The cherry on top of this interdimensional cake is that Kill Six Billion Demons is fundamentally a story about queer women. Spoiler alert: as the story goes on, Allison figures out that she isn’t just into boys, but girls too. I really don’t want to spoil anything, but the relationship that Allison forms with one of the women in her adventuring party is one of the sweetest that I have ever seen in my many years of reading nerdy stuff. While fantastical, the story grounds itself with extraordinarily fleshed out characters. While Kill Six Billion Demons begins as a story about an immature sorority girl who wants nothing more than go to home, it blossoms into a story about what it means to be a hero, with Allison growing into her role as “chosen one” in a way that feels organic and emotionally truthful.

In a subpar story, the main character is already the hero that the universe needs. They just need a few tweaks and power-ups and they’re ready to save the world. In a great story, the hero is unworthy of the destiny thrust upon them, but rather than shirk their duty, they rise to the occasion and become the hero that the universe needs. Throughout the series, Allison begins to realize that the problems of her old life were small. She was a 19 year old girl dealing with the things that 19 year old girls have to deal with: shitty jobs, emotionally immature boys, college classes, pressure to belong, and a sense of not knowing who they want to be as they grow up but feeling like should know already. Allison is (and this is not a criticism) self-involved in the beginning of the story, as most (if not all) young people are. As the story progresses, she grows into a powerful woman because she realizes that she has power already. She is not weak or immature, she simply needed a challenge to sink her teeth into. She needed a reason to grow.

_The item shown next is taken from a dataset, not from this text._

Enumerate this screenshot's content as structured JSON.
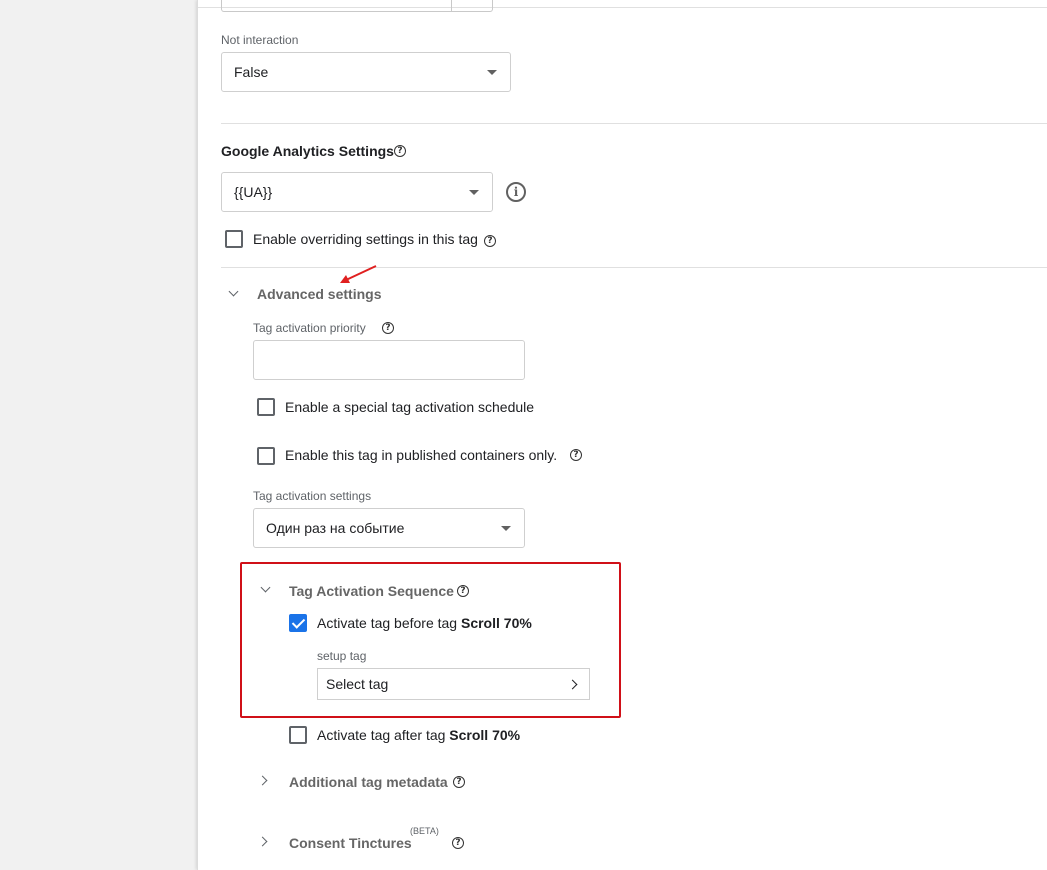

And that reason is to protect the world, all worlds, and the people that she loves. It is a beautiful story, one that I read in it’s near entirety in only a few days. I say near entirety because the author is still in the process of writing it. I don’t know how it ends, but I’m going to stick around and find out. I hope you do too.

So for the love of the Seven Part Name of God, please go read this webcomic. Or if paper reading is more your speed, you can buy collected editions via Image Comics. The fate of the multiverse depends on it.

Featured image credit: Tom Parkinson Morgan

The Mary Sue is supported by our audience. When you purchase through links on our site, we may earn a small affiliate commission. Learn more about our Affiliate Policy
Image of Jack Doyle
Jack Doyle
Jack Doyle (they/them) is actually nine choirs of biblically accurate angels crammed into one pair of $10 overalls. They have been writing articles for nerds on the internet for less than a year now. They really like anime. Like... REALLY like it. Like you know those annoying little kids that will only eat hotdogs and chicken fingers? They're like that... but with anime. It's starting to get sad.